[Task instructions]
Set the entries down once more, exactly as they are worded.

╭──

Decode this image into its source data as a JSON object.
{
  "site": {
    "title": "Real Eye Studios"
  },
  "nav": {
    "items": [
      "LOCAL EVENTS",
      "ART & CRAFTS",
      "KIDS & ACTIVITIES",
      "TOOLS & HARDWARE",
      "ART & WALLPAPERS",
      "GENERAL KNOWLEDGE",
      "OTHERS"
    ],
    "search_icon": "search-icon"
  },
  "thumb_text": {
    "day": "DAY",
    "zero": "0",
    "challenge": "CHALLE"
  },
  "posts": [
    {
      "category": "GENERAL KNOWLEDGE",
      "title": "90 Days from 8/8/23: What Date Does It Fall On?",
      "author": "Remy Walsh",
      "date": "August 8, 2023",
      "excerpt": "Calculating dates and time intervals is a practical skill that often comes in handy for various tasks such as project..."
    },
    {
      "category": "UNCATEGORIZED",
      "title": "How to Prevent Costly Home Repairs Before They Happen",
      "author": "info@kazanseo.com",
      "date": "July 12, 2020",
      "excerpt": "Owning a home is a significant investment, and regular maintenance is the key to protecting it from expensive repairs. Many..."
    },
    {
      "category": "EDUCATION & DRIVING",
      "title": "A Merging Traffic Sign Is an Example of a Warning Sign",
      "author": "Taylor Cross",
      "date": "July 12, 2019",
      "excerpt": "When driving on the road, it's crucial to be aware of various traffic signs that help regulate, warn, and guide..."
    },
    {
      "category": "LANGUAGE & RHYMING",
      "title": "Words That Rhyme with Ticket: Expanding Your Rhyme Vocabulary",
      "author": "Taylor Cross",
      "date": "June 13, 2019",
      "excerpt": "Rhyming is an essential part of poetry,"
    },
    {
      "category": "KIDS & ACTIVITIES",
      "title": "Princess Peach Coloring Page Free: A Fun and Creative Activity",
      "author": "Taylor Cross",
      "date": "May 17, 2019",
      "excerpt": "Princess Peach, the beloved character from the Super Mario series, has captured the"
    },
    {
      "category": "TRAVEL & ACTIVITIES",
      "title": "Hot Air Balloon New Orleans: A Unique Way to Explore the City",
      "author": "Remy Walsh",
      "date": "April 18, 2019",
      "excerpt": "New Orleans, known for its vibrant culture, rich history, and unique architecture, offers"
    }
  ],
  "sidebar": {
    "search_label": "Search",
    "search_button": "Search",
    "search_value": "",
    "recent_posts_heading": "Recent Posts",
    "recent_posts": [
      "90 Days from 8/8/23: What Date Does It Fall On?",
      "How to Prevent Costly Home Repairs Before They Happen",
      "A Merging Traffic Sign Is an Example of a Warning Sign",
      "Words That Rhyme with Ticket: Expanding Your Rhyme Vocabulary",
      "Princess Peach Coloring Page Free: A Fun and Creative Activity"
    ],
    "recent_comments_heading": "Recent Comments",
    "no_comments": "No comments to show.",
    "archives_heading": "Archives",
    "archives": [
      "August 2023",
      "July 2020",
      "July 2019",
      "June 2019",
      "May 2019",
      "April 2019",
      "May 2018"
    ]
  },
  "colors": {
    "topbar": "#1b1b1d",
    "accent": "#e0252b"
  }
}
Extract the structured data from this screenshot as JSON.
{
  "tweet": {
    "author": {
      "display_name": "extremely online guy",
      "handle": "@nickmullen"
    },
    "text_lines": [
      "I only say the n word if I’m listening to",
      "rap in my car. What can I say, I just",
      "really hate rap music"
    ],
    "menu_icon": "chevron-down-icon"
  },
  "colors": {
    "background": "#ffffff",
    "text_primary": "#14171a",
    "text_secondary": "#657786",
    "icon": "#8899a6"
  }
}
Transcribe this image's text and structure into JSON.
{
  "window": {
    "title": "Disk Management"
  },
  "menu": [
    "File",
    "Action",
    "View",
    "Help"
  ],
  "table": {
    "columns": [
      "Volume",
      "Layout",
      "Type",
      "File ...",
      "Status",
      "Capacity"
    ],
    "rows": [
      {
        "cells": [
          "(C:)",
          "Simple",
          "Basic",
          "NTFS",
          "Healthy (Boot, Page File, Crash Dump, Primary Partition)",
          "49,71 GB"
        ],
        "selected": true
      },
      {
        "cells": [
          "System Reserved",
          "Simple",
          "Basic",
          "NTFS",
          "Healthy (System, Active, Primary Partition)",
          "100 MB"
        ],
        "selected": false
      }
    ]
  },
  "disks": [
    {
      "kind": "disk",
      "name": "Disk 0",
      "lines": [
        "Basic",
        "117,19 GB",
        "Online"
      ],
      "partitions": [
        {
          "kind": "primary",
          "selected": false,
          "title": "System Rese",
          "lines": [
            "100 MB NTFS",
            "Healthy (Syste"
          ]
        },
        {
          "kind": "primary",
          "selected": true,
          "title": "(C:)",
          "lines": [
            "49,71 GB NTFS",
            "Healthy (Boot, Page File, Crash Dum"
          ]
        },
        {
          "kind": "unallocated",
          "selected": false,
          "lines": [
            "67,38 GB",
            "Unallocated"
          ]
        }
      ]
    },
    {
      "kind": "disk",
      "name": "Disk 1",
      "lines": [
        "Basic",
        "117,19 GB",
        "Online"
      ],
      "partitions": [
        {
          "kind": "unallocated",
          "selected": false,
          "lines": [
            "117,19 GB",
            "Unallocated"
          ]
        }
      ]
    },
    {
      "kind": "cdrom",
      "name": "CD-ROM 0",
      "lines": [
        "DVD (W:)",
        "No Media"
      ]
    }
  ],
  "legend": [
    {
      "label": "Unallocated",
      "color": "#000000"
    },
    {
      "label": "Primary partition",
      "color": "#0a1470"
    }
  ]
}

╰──

[Task response]
Decode this image into its source data as a JSON object.
{
  "site": {
    "title": "Real Eye Studios"
  },
  "nav": {
    "items": [
      "LOCAL EVENTS",
      "ART & CRAFTS",
      "KIDS & ACTIVITIES",
      "TOOLS & HARDWARE",
      "ART & WALLPAPERS",
      "GENERAL KNOWLEDGE",
      "OTHERS"
    ],
    "search_icon": "search-icon"
  },
  "thumb_text": {
    "day": "DAY",
    "zero": "0",
    "challenge": "CHALLE"
  },
  "posts": [
    {
      "category": "GENERAL KNOWLEDGE",
      "title": "90 Days from 8/8/23: What Date Does It Fall On?",
      "author": "Remy Walsh",
      "date": "August 8, 2023",
      "excerpt": "Calculating dates and time intervals is a practical skill that often comes in handy for various tasks such as project..."
    },
    {
      "category": "UNCATEGORIZED",
      "title": "How to Prevent Costly Home Repairs Before They Happen",
      "author": "info@kazanseo.com",
      "date": "July 12, 2020",
      "excerpt": "Owning a home is a significant investment, and regular maintenance is the key to protecting it from expensive repairs. Many..."
    },
    {
      "category": "EDUCATION & DRIVING",
      "title": "A Merging Traffic Sign Is an Example of a Warning Sign",
      "author": "Taylor Cross",
      "date": "July 12, 2019",
      "excerpt": "When driving on the road, it's crucial to be aware of various traffic signs that help regulate, warn, and guide..."
    },
    {
      "category": "LANGUAGE & RHYMING",
      "title": "Words That Rhyme with Ticket: Expanding Your Rhyme Vocabulary",
      "author": "Taylor Cross",
      "date": "June 13, 2019",
      "excerpt": "Rhyming is an essential part of poetry,"
    },
    {
      "category": "KIDS & ACTIVITIES",
      "title": "Princess Peach Coloring Page Free: A Fun and Creative Activity",
      "author": "Taylor Cross",
      "date": "May 17, 2019",
      "excerpt": "Princess Peach, the beloved character from the Super Mario series, has captured the"
    },
    {
      "category": "TRAVEL & ACTIVITIES",
      "title": "Hot Air Balloon New Orleans: A Unique Way to Explore the City",
      "author": "Remy Walsh",
      "date": "April 18, 2019",
      "excerpt": "New Orleans, known for its vibrant culture, rich history, and unique architecture, offers"
    }
  ],
  "sidebar": {
    "search_label": "Search",
    "search_button": "Search",
    "search_value": "",
    "recent_posts_heading": "Recent Posts",
    "recent_posts": [
      "90 Days from 8/8/23: What Date Does It Fall On?",
      "How to Prevent Costly Home Repairs Before They Happen",
      "A Merging Traffic Sign Is an Example of a Warning Sign",
      "Words That Rhyme with Ticket: Expanding Your Rhyme Vocabulary",
      "Princess Peach Coloring Page Free: A Fun and Creative Activity"
    ],
    "recent_comments_heading": "Recent Comments",
    "no_comments": "No comments to show.",
    "archives_heading": "Archives",
    "archives": [
      "August 2023",
      "July 2020",
      "July 2019",
      "June 2019",
      "May 2019",
      "April 2019",
      "May 2018"
    ]
  },
  "colors": {
    "topbar": "#1b1b1d",
    "accent": "#e0252b"
  }
}
Extract the structured data from this screenshot as JSON.
{
  "tweet": {
    "author": {
      "display_name": "extremely online guy",
      "handle": "@nickmullen"
    },
    "text_lines": [
      "I only say the n word if I’m listening to",
      "rap in my car. What can I say, I just",
      "really hate rap music"
    ],
    "menu_icon": "chevron-down-icon"
  },
  "colors": {
    "background": "#ffffff",
    "text_primary": "#14171a",
    "text_secondary": "#657786",
    "icon": "#8899a6"
  }
}
Transcribe this image's text and structure into JSON.
{
  "window": {
    "title": "Disk Management"
  },
  "menu": [
    "File",
    "Action",
    "View",
    "Help"
  ],
  "table": {
    "columns": [
      "Volume",
      "Layout",
      "Type",
      "File ...",
      "Status",
      "Capacity"
    ],
    "rows": [
      {
        "cells": [
          "(C:)",
          "Simple",
          "Basic",
          "NTFS",
          "Healthy (Boot, Page File, Crash Dump, Primary Partition)",
          "49,71 GB"
        ],
        "selected": true
      },
      {
        "cells": [
          "System Reserved",
          "Simple",
          "Basic",
          "NTFS",
          "Healthy (System, Active, Primary Partition)",
          "100 MB"
        ],
        "selected": false
      }
    ]
  },
  "disks": [
    {
      "kind": "disk",
      "name": "Disk 0",
      "lines": [
        "Basic",
        "117,19 GB",
        "Online"
      ],
      "partitions": [
        {
          "kind": "primary",
          "selected": false,
          "title": "System Rese",
          "lines": [
            "100 MB NTFS",
            "Healthy (Syste"
          ]
        },
        {
          "kind": "primary",
          "selected": true,
          "title": "(C:)",
          "lines": [
            "49,71 GB NTFS",
            "Healthy (Boot, Page File, Crash Dum"
          ]
        },
        {
          "kind": "unallocated",
          "selected": false,
          "lines": [
            "67,38 GB",
            "Unallocated"
          ]
        }
      ]
    },
    {
      "kind": "disk",
      "name": "Disk 1",
      "lines": [
        "Basic",
        "117,19 GB",
        "Online"
      ],
      "partitions": [
        {
          "kind": "unallocated",
          "selected": false,
          "lines": [
            "117,19 GB",
            "Unallocated"
          ]
        }
      ]
    },
    {
      "kind": "cdrom",
      "name": "CD-ROM 0",
      "lines": [
        "DVD (W:)",
        "No Media"
      ]
    }
  ],
  "legend": [
    {
      "label": "Unallocated",
      "color": "#000000"
    },
    {
      "label": "Primary partition",
      "color": "#0a1470"
    }
  ]
}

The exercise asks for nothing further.